In Opera, you can select a word by double-clicking it, and it will also pop up a context menu. One of the options is “Search” and you can create a customised search in Opera that will appear on that menu. You can add the Pootle term search on it, too. Here's how:
1. Right-click inside a text box.
2. Select “Create search”.
3. Name the search “Pootle:Pigdin” (if you're going to search pidgin, for example)
4. Click “Details” and add the following URL:
http://pootle.translate.org.za/af/pidgin/translate.html?searchtext=%s (or similar, depending on where your Pootle server is).
5. Click “POST”.
6. Press Okay, and hey presto, you have a search function for Pootle in Opera.
To do a search, highlight any word or words, right-click and select Search → Pootle:Pidgin. Interestingly, if you're doing the search from the same page as you would normally do the search, you can simply select Search and Opera will know to use the Pootle search.

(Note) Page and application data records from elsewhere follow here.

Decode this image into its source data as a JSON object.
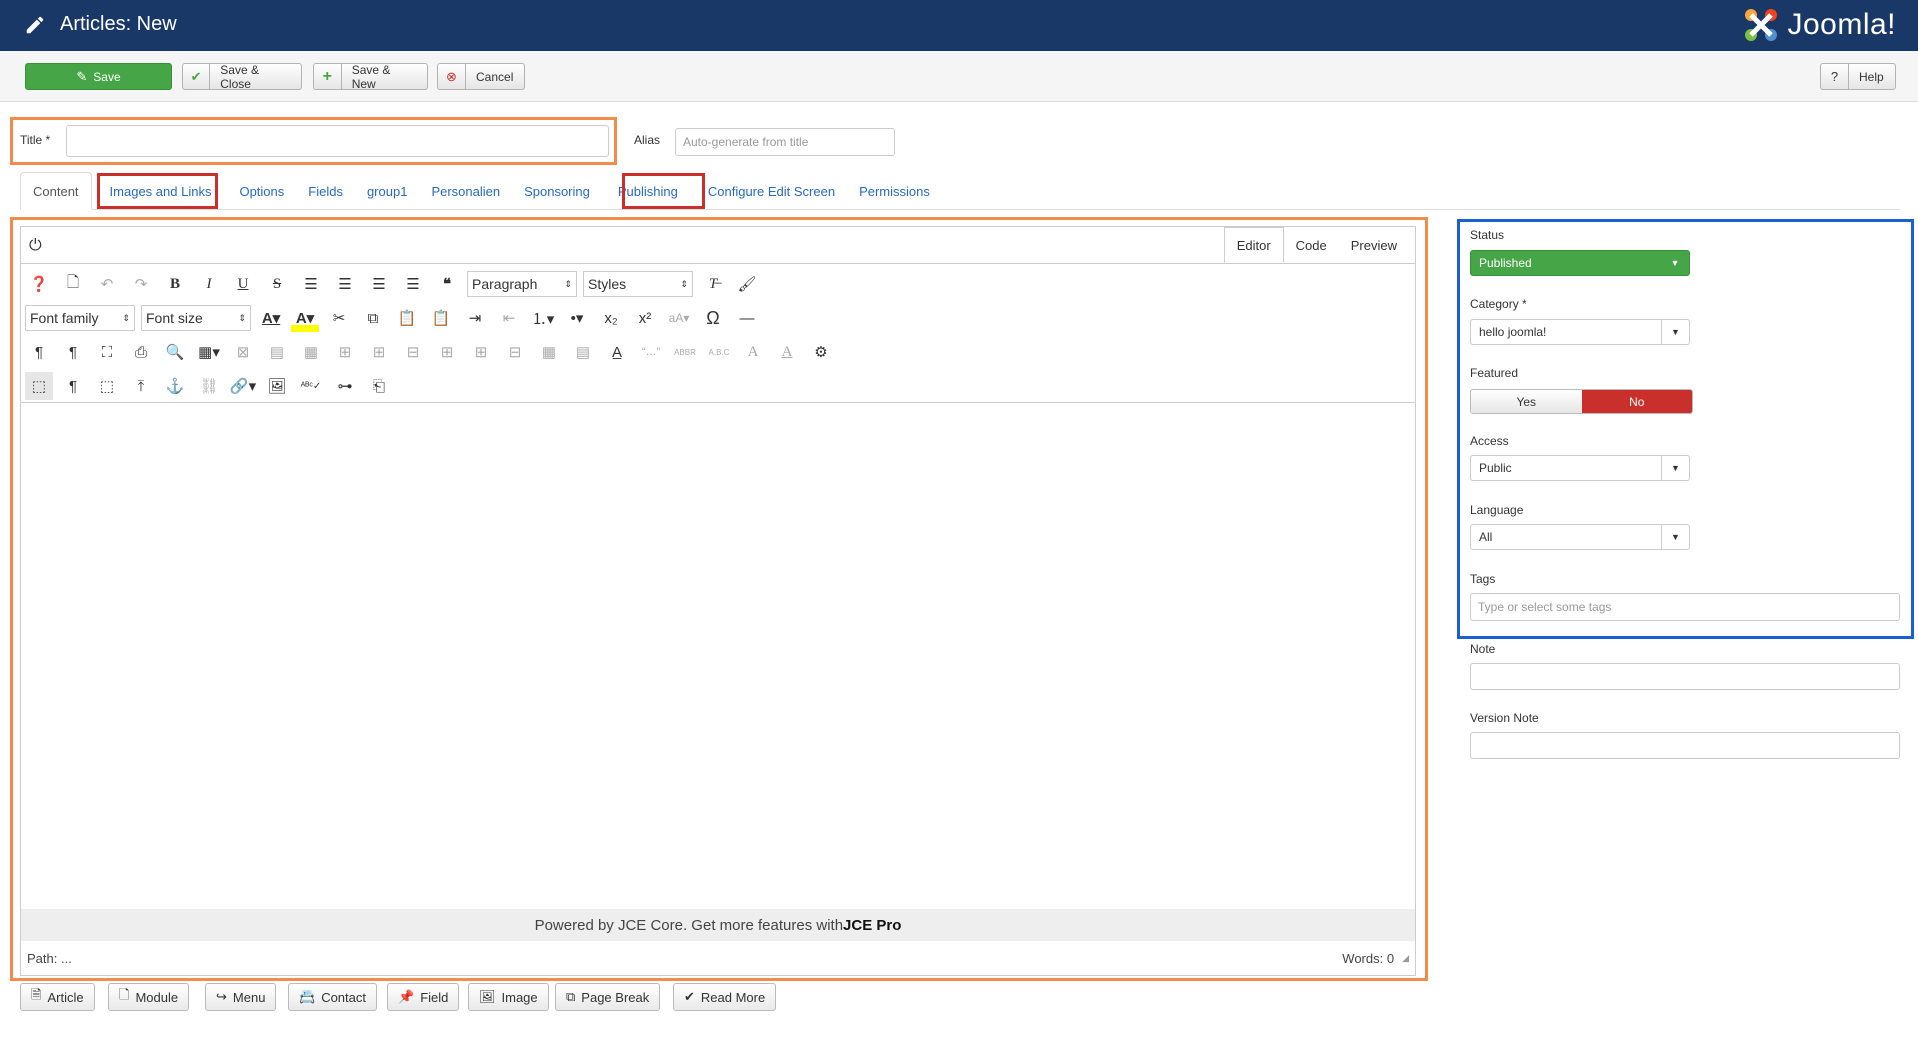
{
  "header": {
    "title": "Articles: New",
    "brand": "Joomla!"
  },
  "toolbar": {
    "save": "Save",
    "save_close": "Save & Close",
    "save_new": "Save & New",
    "cancel": "Cancel",
    "help": "Help"
  },
  "form": {
    "title_label": "Title *",
    "title_value": "",
    "alias_label": "Alias",
    "alias_placeholder": "Auto-generate from title"
  },
  "tabs": [
    "Content",
    "Images and Links",
    "Options",
    "Fields",
    "group1",
    "Personalien",
    "Sponsoring",
    "Publishing",
    "Configure Edit Screen",
    "Permissions"
  ],
  "editor": {
    "modes": [
      "Editor",
      "Code",
      "Preview"
    ],
    "format_select": "Paragraph",
    "styles_select": "Styles",
    "font_family": "Font family",
    "font_size": "Font size",
    "powered_text": "Powered by JCE Core. Get more features with ",
    "powered_bold": "JCE Pro",
    "path": "Path: ...",
    "words": "Words: 0"
  },
  "sidebar": {
    "status_label": "Status",
    "status_value": "Published",
    "category_label": "Category *",
    "category_value": "hello joomla!",
    "featured_label": "Featured",
    "featured_yes": "Yes",
    "featured_no": "No",
    "access_label": "Access",
    "access_value": "Public",
    "language_label": "Language",
    "language_value": "All",
    "tags_label": "Tags",
    "tags_placeholder": "Type or select some tags",
    "note_label": "Note",
    "version_note_label": "Version Note"
  },
  "bottom_buttons": [
    "Article",
    "Module",
    "Menu",
    "Contact",
    "Field",
    "Image",
    "Page Break",
    "Read More"
  ],
  "colors": {
    "header_bg": "#1a3867",
    "save_green": "#46a546",
    "no_red": "#c9302c",
    "status_green": "#46a546",
    "highlight_orange": "#f08c4c",
    "highlight_blue": "#1c5fd3"
  }
}
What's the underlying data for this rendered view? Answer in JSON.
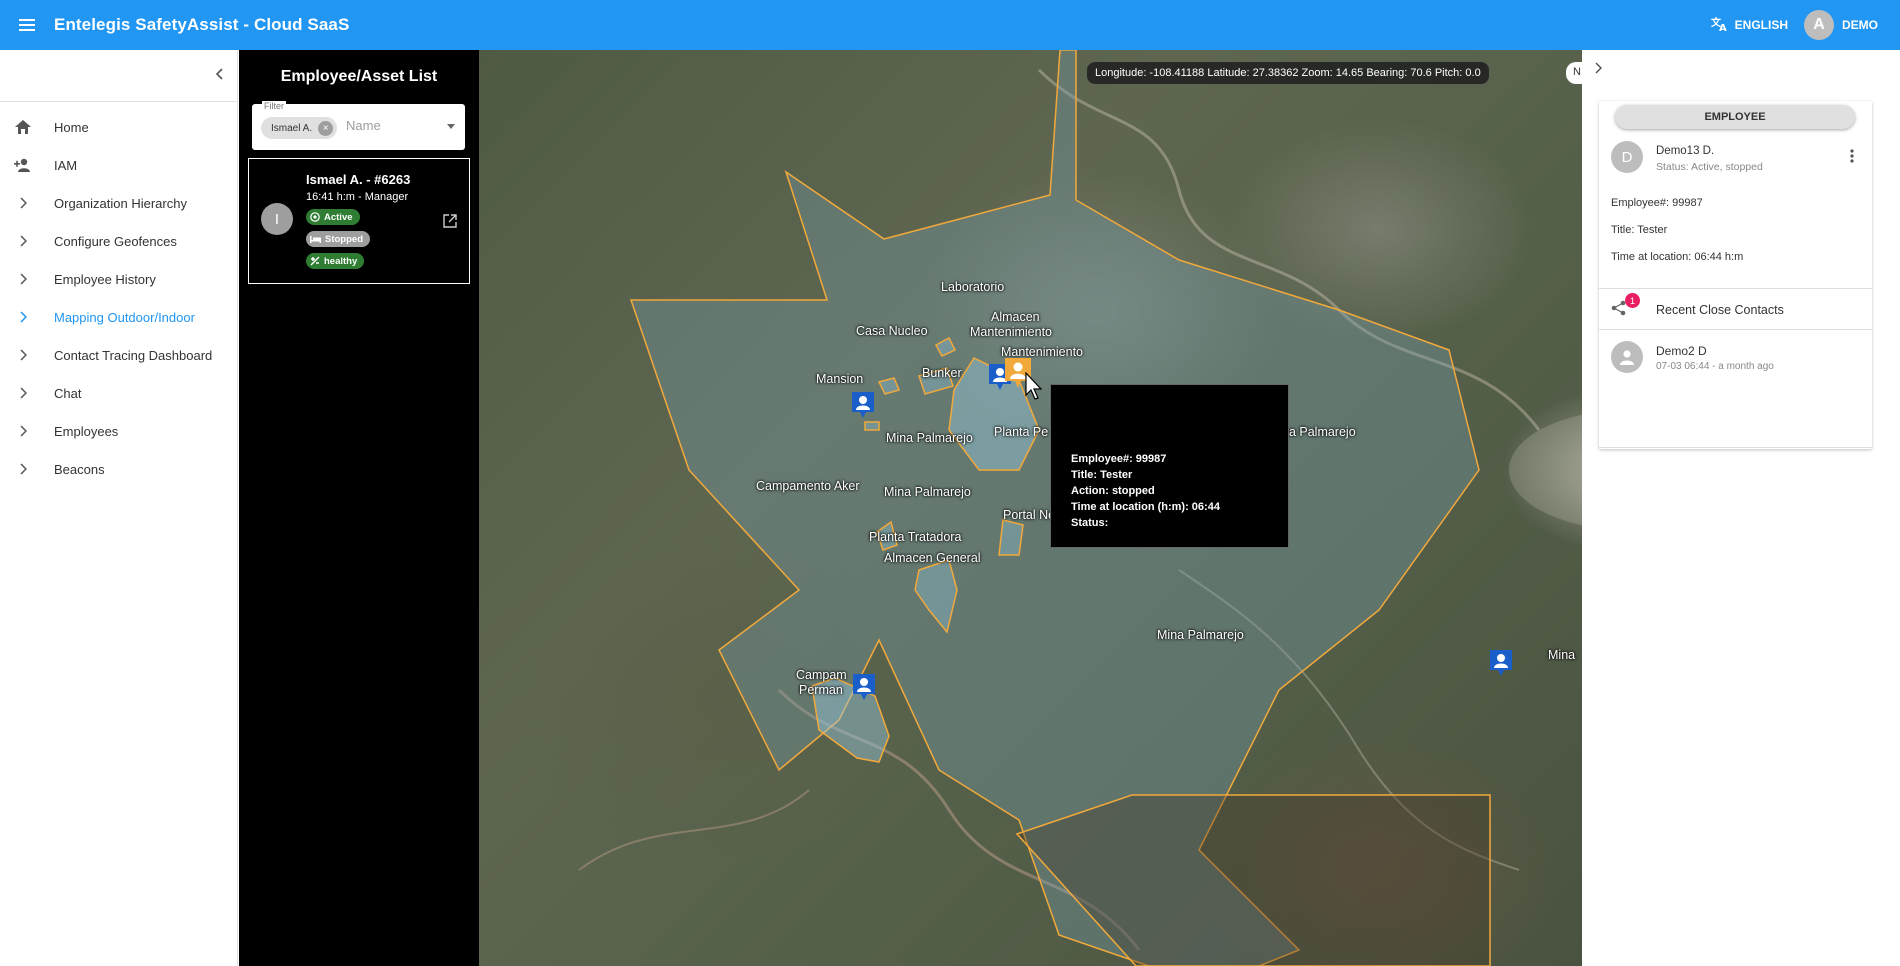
{
  "app": {
    "title": "Entelegis SafetyAssist - Cloud SaaS",
    "language": "ENGLISH",
    "user_initial": "A",
    "user_name": "DEMO"
  },
  "colors": {
    "primary": "#2196f3",
    "active": "#2e7d32",
    "geofence": "#f2a93b",
    "pin_blue": "#1a5ec9",
    "pin_orange": "#f2a93b",
    "notification": "#e91e63"
  },
  "sidebar": {
    "items": [
      {
        "label": "Home",
        "icon": "home-icon"
      },
      {
        "label": "IAM",
        "icon": "person-add-icon"
      },
      {
        "label": "Organization Hierarchy",
        "icon": "chevron-right-icon"
      },
      {
        "label": "Configure Geofences",
        "icon": "chevron-right-icon"
      },
      {
        "label": "Employee History",
        "icon": "chevron-right-icon"
      },
      {
        "label": "Mapping Outdoor/Indoor",
        "icon": "chevron-right-icon",
        "active": true
      },
      {
        "label": "Contact Tracing Dashboard",
        "icon": "chevron-right-icon"
      },
      {
        "label": "Chat",
        "icon": "chevron-right-icon"
      },
      {
        "label": "Employees",
        "icon": "chevron-right-icon"
      },
      {
        "label": "Beacons",
        "icon": "chevron-right-icon"
      }
    ]
  },
  "employee_list": {
    "title": "Employee/Asset List",
    "filter_legend": "Filter",
    "filter_chip": "Ismael A.",
    "filter_placeholder": "Name",
    "employee": {
      "initial": "I",
      "name": "Ismael A. - #6263",
      "subtitle": "16:41 h:m - Manager",
      "badges": [
        "Active",
        "Stopped",
        "healthy"
      ]
    }
  },
  "map": {
    "coordinates": "Longitude: -108.41188 Latitude: 27.38362 Zoom: 14.65 Bearing: 70.6 Pitch: 0.0",
    "control_partial": "N",
    "labels": [
      "Laboratorio",
      "Almacen",
      "Casa Nucleo",
      "Mantenimiento",
      "Mantenimiento",
      "Bunker",
      "Mansion",
      "Mina Palmarejo",
      "Planta Pe",
      "na Palmarejo",
      "Campamento Aker",
      "Mina Palmarejo",
      "Portal Norte",
      "Planta Tratadora",
      "Almacen General",
      "Mina Palmarejo",
      "Campam",
      "Perman",
      "Mina"
    ],
    "tooltip": {
      "employee": "Employee#: 99987",
      "title": "Title: Tester",
      "action": "Action: stopped",
      "time": "Time at location (h:m): 06:44",
      "status": "Status:"
    }
  },
  "detail": {
    "type_button": "EMPLOYEE",
    "initial": "D",
    "name": "Demo13 D.",
    "status": "Status: Active, stopped",
    "employee_no": "Employee#: 99987",
    "title": "Title: Tester",
    "time_at_location": "Time at location: 06:44 h:m",
    "recent_contacts_label": "Recent Close Contacts",
    "recent_contacts_count": "1",
    "contact": {
      "name": "Demo2 D",
      "time": "07-03 06:44 - a month ago"
    }
  }
}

Did you know you can add terms to pootle-terminology.po without having to upload the entire file every time? Simply create a file named pootle-terminology.po with the single term in it (in PO format, obviously), and upload it as usual. If it is a new term, Pootle will add it. If it is an existing term, Pootle will do what you specify (update etc). I think this only works if you're the administrator…
I've written a small AutoIt script that runs on MS Windows. It adds terms in PO format to a file that can be uploaded to your Pootle glossary. It is primitive, but it works for me.
pootle-addterm_1_2.zip (now with comment support)
How it works:
The terms will be prompted in this format:
and will be written to the glossary in this format:
msgid "source" msgstr "target"
which will be written to the glossary in this format:
# comments msgid "source" msgstr "target"
If you have admin rights on Pootle, you can regularly upload the glossary. If you're running Pootle on your own machine, you can put the script and the glossary file in the usual place and Pootle will recognise any new terms almost immediately (also see next note).
If you're running a local copy of Pootle (say, in MS Windows), and you add a new PO file to the /po/nn directory (where nn is your language code), you have to restart the Pootle server before Pootle will recognise the new file. Alternatively, you can make use of Pootle's file upload feature, in which case Pootle should recognise the file immediately. This is especially relevant when you add a new terminology PO file to an existing, running project.
Some zip programs create a folder inside the zip file with the same name as the zip file. If you upload such a file, Pootle might create a folder with the zip file's name.
So if you zip up your files a.po, b.po and c.po into a zip file called “abc.zip”, make sure the zip structure is this:
abc.zip/a.po abc.zip/b.po abc.zip/c.po
and not this:
abc.zip/abc/a.po abc.zip/abc/b.po abc.zip/abc/c.po